Would you reproduce all of the entries exactly?

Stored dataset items
______________________________
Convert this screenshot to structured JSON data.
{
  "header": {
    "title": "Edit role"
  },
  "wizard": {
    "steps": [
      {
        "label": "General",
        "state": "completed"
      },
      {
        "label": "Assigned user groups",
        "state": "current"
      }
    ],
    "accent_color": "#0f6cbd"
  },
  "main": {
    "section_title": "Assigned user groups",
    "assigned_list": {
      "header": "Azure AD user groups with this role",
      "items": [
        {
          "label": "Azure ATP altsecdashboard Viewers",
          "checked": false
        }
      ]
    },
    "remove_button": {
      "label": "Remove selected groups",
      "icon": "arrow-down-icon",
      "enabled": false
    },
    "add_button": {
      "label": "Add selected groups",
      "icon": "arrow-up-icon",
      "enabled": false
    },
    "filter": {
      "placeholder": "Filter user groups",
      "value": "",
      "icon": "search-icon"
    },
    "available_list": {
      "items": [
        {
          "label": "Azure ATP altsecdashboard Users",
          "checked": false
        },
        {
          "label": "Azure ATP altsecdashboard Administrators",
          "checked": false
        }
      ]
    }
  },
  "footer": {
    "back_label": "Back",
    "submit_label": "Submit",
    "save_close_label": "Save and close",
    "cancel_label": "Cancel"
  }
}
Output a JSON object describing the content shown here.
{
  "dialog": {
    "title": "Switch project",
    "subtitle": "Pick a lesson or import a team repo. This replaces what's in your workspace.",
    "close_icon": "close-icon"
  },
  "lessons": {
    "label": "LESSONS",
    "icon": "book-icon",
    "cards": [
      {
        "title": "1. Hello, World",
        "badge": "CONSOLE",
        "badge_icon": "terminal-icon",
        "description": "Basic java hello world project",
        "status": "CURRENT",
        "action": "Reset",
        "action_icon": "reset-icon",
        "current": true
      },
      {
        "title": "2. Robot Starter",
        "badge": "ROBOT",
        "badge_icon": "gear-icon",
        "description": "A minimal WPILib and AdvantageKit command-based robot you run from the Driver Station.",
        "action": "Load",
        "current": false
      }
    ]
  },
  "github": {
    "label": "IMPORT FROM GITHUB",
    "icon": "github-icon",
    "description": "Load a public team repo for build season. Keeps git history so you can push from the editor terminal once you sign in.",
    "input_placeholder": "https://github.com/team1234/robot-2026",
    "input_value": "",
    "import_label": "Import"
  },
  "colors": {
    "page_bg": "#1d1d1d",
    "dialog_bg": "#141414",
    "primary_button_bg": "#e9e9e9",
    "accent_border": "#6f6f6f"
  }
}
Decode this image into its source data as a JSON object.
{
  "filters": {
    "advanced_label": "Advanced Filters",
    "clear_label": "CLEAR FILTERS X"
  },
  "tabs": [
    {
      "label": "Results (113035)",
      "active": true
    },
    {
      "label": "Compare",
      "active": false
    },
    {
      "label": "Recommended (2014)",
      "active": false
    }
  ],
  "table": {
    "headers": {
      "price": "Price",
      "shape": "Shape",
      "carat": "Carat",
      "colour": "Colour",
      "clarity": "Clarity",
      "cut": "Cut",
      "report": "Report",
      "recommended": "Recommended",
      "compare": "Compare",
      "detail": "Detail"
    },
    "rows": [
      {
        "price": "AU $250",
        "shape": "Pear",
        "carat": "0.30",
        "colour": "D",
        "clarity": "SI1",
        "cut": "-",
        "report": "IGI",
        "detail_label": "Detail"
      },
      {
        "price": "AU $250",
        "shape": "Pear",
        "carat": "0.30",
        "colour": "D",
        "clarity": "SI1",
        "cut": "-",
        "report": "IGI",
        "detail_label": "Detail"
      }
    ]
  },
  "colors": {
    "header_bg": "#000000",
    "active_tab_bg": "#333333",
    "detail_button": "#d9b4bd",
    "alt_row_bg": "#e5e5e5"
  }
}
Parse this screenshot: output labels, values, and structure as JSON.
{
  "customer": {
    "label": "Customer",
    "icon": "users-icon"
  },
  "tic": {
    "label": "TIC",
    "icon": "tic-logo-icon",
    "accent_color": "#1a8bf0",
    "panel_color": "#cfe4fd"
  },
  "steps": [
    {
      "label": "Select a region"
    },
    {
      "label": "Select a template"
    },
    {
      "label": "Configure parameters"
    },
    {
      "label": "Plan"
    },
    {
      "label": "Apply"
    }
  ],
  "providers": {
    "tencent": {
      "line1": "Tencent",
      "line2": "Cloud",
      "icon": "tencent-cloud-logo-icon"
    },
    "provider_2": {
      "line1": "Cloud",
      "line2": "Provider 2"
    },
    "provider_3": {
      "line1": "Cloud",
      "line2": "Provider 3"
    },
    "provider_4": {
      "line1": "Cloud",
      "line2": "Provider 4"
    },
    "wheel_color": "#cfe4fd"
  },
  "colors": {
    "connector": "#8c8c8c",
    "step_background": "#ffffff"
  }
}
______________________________
Solution to the problem
Convert this screenshot to structured JSON data.
{
  "header": {
    "title": "Edit role"
  },
  "wizard": {
    "steps": [
      {
        "label": "General",
        "state": "completed"
      },
      {
        "label": "Assigned user groups",
        "state": "current"
      }
    ],
    "accent_color": "#0f6cbd"
  },
  "main": {
    "section_title": "Assigned user groups",
    "assigned_list": {
      "header": "Azure AD user groups with this role",
      "items": [
        {
          "label": "Azure ATP altsecdashboard Viewers",
          "checked": false
        }
      ]
    },
    "remove_button": {
      "label": "Remove selected groups",
      "icon": "arrow-down-icon",
      "enabled": false
    },
    "add_button": {
      "label": "Add selected groups",
      "icon": "arrow-up-icon",
      "enabled": false
    },
    "filter": {
      "placeholder": "Filter user groups",
      "value": "",
      "icon": "search-icon"
    },
    "available_list": {
      "items": [
        {
          "label": "Azure ATP altsecdashboard Users",
          "checked": false
        },
        {
          "label": "Azure ATP altsecdashboard Administrators",
          "checked": false
        }
      ]
    }
  },
  "footer": {
    "back_label": "Back",
    "submit_label": "Submit",
    "save_close_label": "Save and close",
    "cancel_label": "Cancel"
  }
}
Output a JSON object describing the content shown here.
{
  "dialog": {
    "title": "Switch project",
    "subtitle": "Pick a lesson or import a team repo. This replaces what's in your workspace.",
    "close_icon": "close-icon"
  },
  "lessons": {
    "label": "LESSONS",
    "icon": "book-icon",
    "cards": [
      {
        "title": "1. Hello, World",
        "badge": "CONSOLE",
        "badge_icon": "terminal-icon",
        "description": "Basic java hello world project",
        "status": "CURRENT",
        "action": "Reset",
        "action_icon": "reset-icon",
        "current": true
      },
      {
        "title": "2. Robot Starter",
        "badge": "ROBOT",
        "badge_icon": "gear-icon",
        "description": "A minimal WPILib and AdvantageKit command-based robot you run from the Driver Station.",
        "action": "Load",
        "current": false
      }
    ]
  },
  "github": {
    "label": "IMPORT FROM GITHUB",
    "icon": "github-icon",
    "description": "Load a public team repo for build season. Keeps git history so you can push from the editor terminal once you sign in.",
    "input_placeholder": "https://github.com/team1234/robot-2026",
    "input_value": "",
    "import_label": "Import"
  },
  "colors": {
    "page_bg": "#1d1d1d",
    "dialog_bg": "#141414",
    "primary_button_bg": "#e9e9e9",
    "accent_border": "#6f6f6f"
  }
}
Decode this image into its source data as a JSON object.
{
  "filters": {
    "advanced_label": "Advanced Filters",
    "clear_label": "CLEAR FILTERS X"
  },
  "tabs": [
    {
      "label": "Results (113035)",
      "active": true
    },
    {
      "label": "Compare",
      "active": false
    },
    {
      "label": "Recommended (2014)",
      "active": false
    }
  ],
  "table": {
    "headers": {
      "price": "Price",
      "shape": "Shape",
      "carat": "Carat",
      "colour": "Colour",
      "clarity": "Clarity",
      "cut": "Cut",
      "report": "Report",
      "recommended": "Recommended",
      "compare": "Compare",
      "detail": "Detail"
    },
    "rows": [
      {
        "price": "AU $250",
        "shape": "Pear",
        "carat": "0.30",
        "colour": "D",
        "clarity": "SI1",
        "cut": "-",
        "report": "IGI",
        "detail_label": "Detail"
      },
      {
        "price": "AU $250",
        "shape": "Pear",
        "carat": "0.30",
        "colour": "D",
        "clarity": "SI1",
        "cut": "-",
        "report": "IGI",
        "detail_label": "Detail"
      }
    ]
  },
  "colors": {
    "header_bg": "#000000",
    "active_tab_bg": "#333333",
    "detail_button": "#d9b4bd",
    "alt_row_bg": "#e5e5e5"
  }
}
Parse this screenshot: output labels, values, and structure as JSON.
{
  "customer": {
    "label": "Customer",
    "icon": "users-icon"
  },
  "tic": {
    "label": "TIC",
    "icon": "tic-logo-icon",
    "accent_color": "#1a8bf0",
    "panel_color": "#cfe4fd"
  },
  "steps": [
    {
      "label": "Select a region"
    },
    {
      "label": "Select a template"
    },
    {
      "label": "Configure parameters"
    },
    {
      "label": "Plan"
    },
    {
      "label": "Apply"
    }
  ],
  "providers": {
    "tencent": {
      "line1": "Tencent",
      "line2": "Cloud",
      "icon": "tencent-cloud-logo-icon"
    },
    "provider_2": {
      "line1": "Cloud",
      "line2": "Provider 2"
    },
    "provider_3": {
      "line1": "Cloud",
      "line2": "Provider 3"
    },
    "provider_4": {
      "line1": "Cloud",
      "line2": "Provider 4"
    },
    "wheel_color": "#cfe4fd"
  },
  "colors": {
    "connector": "#8c8c8c",
    "step_background": "#ffffff"
  }
}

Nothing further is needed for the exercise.